▶

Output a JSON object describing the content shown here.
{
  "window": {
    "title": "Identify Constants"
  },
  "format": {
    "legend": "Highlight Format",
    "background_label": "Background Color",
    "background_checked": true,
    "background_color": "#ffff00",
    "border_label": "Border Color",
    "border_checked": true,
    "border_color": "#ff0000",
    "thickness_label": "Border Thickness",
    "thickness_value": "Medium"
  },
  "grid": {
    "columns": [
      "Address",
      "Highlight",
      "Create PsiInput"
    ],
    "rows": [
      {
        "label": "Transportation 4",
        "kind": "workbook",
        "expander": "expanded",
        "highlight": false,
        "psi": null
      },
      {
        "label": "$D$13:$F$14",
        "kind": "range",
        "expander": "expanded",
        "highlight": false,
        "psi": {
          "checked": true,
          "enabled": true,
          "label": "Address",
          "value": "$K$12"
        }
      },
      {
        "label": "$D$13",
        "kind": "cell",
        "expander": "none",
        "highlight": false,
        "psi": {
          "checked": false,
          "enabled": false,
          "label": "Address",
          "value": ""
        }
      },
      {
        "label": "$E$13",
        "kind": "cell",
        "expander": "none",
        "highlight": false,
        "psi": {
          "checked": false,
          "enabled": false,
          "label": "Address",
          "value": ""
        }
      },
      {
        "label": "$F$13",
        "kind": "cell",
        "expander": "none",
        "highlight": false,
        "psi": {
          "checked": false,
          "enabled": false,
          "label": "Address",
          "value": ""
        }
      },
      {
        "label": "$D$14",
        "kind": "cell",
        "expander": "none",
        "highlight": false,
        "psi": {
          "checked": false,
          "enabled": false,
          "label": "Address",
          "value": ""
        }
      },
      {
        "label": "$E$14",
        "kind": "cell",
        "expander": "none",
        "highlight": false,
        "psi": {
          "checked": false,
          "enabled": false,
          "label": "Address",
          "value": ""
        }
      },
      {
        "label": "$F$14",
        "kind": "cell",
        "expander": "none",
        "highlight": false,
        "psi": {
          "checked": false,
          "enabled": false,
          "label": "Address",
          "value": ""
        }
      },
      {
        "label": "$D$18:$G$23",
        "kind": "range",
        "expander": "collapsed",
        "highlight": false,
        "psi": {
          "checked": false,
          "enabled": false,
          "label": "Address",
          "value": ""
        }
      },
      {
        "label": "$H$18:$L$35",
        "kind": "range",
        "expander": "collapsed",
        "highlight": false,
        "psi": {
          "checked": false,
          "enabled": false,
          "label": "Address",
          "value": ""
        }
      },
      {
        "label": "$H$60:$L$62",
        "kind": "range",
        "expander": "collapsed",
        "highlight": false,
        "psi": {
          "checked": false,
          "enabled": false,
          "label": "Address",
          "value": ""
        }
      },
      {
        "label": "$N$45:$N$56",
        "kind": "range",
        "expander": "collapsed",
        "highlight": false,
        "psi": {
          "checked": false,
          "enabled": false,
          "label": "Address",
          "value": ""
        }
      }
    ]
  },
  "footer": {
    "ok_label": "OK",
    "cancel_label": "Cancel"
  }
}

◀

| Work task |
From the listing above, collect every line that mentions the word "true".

| Answer box |
    "background_checked": true,
    "border_checked": true,
          "checked": true,
          "enabled": true,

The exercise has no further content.